Because project management is a social, participative activity, the effectiveness of particular methods is inevitably bound up with the culture and aptitudes of the organization in which these methods will be employed. For an organization with little project management experience, earned value calculations don’t appear to be meaningfully different than the blithe “we’re 90 percent done” statuses that plague poorly run projects. Similarly, scope statements and change management plans are unlikely to find many admirers in organizations that rely heavily on oral communication and often fly by the seat of their pants.
In such organizations, trying to manage projects with the overt use of PMI-style techniques is probably futile and may even be counter-productive. Not every organization is ready for the PMI way of doing things, and if formal project management techniques are introduced clumsily, the organization is likely to recoil and dismiss these as a waste of time. Instead, it is often better to meet the organization where it is and begin with simple methods having broad, intuitive appeal.

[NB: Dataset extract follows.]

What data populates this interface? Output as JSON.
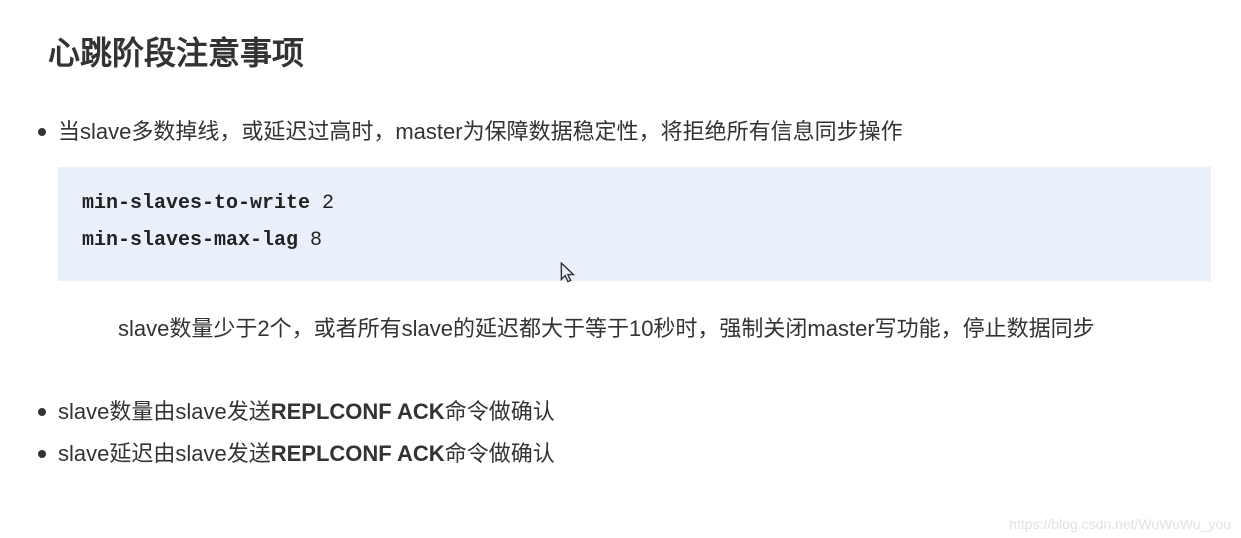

The above is an excerpt from a 2-part series I wrote for Gantthead under the title “When PMI is TMI.” In that series, I advocated using one-page project plans for organizations that have minimal project management culture in place, because more elaborate methods are likely to meet with insufficient support in such organizations. While a one-page plan is obviously pretty thin, in many cases it would be preferable to more ambitious approaches that can fall into rapid disuse and/or actually turn people against formal project management techniques.
The articles are linked below, and have generated some favorable comments among the members of the Gantthead community. Part II also includes a sample of a one-page project plan that I used a few years back. Unfortunately, Gantthead requires registration before you can read an article in full – sorry about that.